Health and Accessibility
Inclusion Toolkit – A Guide to Including and Engaging People with Disabilities in Service and Conservation
Gardening from a Wheelchair from the Christopher and Dana Reeve Foundation
Often the land available for increasing the urban land base for community gardening are lands that are vacant, abandoned, or previously used for purposes other than food production. As urban gardening expands in Toronto there will be a growing interest to garden on these lands. Previous and current activities on or next to these sites might have resulted in contamination of the soil.
Toronto Public Health (TPH) in collaboration with Parks, Forestry and Recreation (PF&R) and in consultation with the Toronto Environment Office (TEO) developed an urban gardening soil assessment guide to assist City staff in the assessment of potential sites for community and allotment gardens. The guide is a decision-support tool used to identify areas that may be contaminated but could be suitable for food production and to identify appropriate exposure reduction actions based on the condition of the site.
Air pollution is associated with thousands of premature deaths and hospitalizations. In response to this, Environment Canada and Health Canada have led the development of a health-based air quality index, known as the Air Quality Health Index.
The Air Quality Health Index is a scale that reports the health risk associated with local air pollution levels. It reports the health-risk on a scale from 1 to 10, with 1 representing the lowest risk to health. The index tells you when it is safe to exercise outdoors and provides specific health messages for people most affected by air pollution.

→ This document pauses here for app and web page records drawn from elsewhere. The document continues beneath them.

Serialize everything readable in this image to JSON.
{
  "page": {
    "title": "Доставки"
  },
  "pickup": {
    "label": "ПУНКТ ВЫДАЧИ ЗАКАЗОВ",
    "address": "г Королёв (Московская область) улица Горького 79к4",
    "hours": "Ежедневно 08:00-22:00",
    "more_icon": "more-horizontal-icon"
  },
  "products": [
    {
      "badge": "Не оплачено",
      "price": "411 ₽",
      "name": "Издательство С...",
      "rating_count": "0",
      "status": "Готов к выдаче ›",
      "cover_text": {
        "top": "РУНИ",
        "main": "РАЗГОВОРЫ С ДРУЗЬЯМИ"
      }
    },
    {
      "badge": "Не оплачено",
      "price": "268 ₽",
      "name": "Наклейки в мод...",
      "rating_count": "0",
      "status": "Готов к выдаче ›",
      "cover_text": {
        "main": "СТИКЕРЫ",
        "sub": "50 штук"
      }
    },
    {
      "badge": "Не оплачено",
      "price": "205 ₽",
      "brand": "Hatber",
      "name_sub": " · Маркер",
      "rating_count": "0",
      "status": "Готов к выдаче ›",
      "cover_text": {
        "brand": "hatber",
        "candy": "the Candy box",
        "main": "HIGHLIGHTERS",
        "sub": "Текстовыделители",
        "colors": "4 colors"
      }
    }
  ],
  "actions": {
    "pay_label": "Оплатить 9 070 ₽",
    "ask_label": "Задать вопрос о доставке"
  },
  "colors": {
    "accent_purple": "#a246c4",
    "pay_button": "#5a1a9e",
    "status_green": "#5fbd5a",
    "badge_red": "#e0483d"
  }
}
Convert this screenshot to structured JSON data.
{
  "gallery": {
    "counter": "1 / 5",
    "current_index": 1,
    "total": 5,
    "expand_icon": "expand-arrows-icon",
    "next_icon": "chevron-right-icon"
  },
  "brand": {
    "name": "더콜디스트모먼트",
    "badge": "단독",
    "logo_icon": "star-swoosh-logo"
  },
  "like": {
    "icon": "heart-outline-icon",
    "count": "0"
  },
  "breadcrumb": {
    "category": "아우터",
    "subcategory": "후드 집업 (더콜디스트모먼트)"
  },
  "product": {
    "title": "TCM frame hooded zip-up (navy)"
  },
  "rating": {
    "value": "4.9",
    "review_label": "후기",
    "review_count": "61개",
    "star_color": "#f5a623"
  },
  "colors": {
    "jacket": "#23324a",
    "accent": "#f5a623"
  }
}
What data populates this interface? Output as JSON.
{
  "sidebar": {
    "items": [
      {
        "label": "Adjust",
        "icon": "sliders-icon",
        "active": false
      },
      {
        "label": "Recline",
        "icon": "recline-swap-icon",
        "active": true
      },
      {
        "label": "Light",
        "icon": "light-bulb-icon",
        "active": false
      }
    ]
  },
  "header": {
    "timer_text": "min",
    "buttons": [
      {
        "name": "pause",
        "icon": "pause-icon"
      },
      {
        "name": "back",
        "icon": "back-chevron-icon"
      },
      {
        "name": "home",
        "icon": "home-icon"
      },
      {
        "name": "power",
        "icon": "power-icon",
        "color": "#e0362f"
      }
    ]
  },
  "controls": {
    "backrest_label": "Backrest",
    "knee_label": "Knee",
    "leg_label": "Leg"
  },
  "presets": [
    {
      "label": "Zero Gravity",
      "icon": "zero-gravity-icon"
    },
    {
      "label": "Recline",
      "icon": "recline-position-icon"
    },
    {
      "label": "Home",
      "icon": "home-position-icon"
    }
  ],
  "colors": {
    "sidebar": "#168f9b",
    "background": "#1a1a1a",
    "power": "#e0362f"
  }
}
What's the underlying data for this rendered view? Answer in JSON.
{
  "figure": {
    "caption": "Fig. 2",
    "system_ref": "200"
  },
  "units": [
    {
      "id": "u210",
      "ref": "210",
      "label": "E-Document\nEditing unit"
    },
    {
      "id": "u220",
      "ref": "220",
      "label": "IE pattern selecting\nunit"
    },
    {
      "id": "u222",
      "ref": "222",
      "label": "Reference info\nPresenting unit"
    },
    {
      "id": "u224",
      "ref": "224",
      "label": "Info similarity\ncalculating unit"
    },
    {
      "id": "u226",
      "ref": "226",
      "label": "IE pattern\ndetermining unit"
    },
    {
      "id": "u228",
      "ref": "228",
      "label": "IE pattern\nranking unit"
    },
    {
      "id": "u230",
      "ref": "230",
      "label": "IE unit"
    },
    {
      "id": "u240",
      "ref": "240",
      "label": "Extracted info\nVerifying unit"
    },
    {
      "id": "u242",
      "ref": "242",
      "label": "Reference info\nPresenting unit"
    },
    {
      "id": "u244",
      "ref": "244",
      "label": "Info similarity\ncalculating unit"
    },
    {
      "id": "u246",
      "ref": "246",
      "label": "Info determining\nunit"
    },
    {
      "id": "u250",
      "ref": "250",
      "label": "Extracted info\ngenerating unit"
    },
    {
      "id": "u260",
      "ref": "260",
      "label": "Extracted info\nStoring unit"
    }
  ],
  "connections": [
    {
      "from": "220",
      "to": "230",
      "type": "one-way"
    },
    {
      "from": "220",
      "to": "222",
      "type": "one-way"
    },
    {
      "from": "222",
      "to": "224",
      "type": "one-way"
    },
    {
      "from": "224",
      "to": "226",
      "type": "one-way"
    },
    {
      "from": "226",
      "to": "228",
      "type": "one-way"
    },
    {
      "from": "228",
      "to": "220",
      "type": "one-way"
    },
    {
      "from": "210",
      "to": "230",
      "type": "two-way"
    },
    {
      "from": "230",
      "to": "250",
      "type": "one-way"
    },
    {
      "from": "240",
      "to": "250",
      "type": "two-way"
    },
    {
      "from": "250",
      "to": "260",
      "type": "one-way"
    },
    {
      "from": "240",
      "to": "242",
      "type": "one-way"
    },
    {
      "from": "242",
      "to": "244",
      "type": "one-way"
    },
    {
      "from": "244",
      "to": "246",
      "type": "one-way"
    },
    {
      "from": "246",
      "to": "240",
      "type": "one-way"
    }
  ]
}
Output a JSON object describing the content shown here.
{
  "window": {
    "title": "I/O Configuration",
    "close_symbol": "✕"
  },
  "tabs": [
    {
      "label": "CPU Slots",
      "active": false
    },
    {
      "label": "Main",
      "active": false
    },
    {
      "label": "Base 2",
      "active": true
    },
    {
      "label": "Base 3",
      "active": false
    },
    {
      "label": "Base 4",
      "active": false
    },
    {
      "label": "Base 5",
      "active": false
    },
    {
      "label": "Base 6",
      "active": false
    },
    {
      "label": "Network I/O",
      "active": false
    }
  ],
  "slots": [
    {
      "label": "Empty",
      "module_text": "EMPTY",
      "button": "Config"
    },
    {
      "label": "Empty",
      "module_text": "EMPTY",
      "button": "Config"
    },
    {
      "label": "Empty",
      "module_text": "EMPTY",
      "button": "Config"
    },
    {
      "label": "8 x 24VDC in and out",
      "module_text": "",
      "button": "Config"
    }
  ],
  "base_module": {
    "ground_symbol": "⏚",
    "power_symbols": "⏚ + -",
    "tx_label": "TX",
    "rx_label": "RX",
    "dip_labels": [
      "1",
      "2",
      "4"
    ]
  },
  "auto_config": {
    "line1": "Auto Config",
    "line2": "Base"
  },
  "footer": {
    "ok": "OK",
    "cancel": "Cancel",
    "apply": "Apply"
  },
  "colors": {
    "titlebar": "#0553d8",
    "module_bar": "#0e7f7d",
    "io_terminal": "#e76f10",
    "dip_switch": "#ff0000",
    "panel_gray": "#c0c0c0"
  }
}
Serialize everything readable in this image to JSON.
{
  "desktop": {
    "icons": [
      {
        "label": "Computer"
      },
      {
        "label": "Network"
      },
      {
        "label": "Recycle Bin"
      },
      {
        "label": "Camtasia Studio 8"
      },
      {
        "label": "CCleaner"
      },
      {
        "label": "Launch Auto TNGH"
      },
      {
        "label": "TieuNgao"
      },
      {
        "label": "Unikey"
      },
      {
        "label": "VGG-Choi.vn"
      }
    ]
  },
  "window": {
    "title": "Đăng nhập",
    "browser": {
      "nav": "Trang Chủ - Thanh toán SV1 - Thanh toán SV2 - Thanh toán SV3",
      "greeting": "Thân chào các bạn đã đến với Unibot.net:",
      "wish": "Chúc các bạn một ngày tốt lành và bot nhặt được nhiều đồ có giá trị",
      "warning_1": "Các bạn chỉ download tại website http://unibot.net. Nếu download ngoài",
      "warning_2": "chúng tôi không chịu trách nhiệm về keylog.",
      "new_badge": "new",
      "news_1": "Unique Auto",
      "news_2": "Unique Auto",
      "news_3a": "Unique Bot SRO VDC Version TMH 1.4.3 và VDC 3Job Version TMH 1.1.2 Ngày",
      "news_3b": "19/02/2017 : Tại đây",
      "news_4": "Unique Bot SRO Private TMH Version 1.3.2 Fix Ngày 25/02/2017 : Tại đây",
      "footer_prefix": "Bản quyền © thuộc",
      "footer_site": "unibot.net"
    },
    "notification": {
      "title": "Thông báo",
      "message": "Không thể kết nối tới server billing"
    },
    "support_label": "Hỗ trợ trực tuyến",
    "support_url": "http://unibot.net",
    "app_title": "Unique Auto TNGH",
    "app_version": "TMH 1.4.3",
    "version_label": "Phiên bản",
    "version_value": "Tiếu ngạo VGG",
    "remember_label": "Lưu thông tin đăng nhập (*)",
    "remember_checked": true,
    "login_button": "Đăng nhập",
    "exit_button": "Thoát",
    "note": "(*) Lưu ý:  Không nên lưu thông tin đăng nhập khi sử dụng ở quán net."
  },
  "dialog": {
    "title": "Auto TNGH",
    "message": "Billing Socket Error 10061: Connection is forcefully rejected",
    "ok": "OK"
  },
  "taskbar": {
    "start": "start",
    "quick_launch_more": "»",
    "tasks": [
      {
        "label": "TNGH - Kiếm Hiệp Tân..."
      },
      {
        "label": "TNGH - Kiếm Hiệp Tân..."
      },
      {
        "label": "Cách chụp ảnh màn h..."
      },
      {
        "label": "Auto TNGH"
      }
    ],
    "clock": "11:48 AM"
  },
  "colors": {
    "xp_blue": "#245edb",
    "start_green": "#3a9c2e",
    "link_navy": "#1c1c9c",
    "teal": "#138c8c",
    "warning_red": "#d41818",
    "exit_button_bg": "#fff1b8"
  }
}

Toronto Public Health has designed a Toolkit to acquaint organizations like yours with this new tool so that you may use it to plan your activities and also educate and promote it to your clients.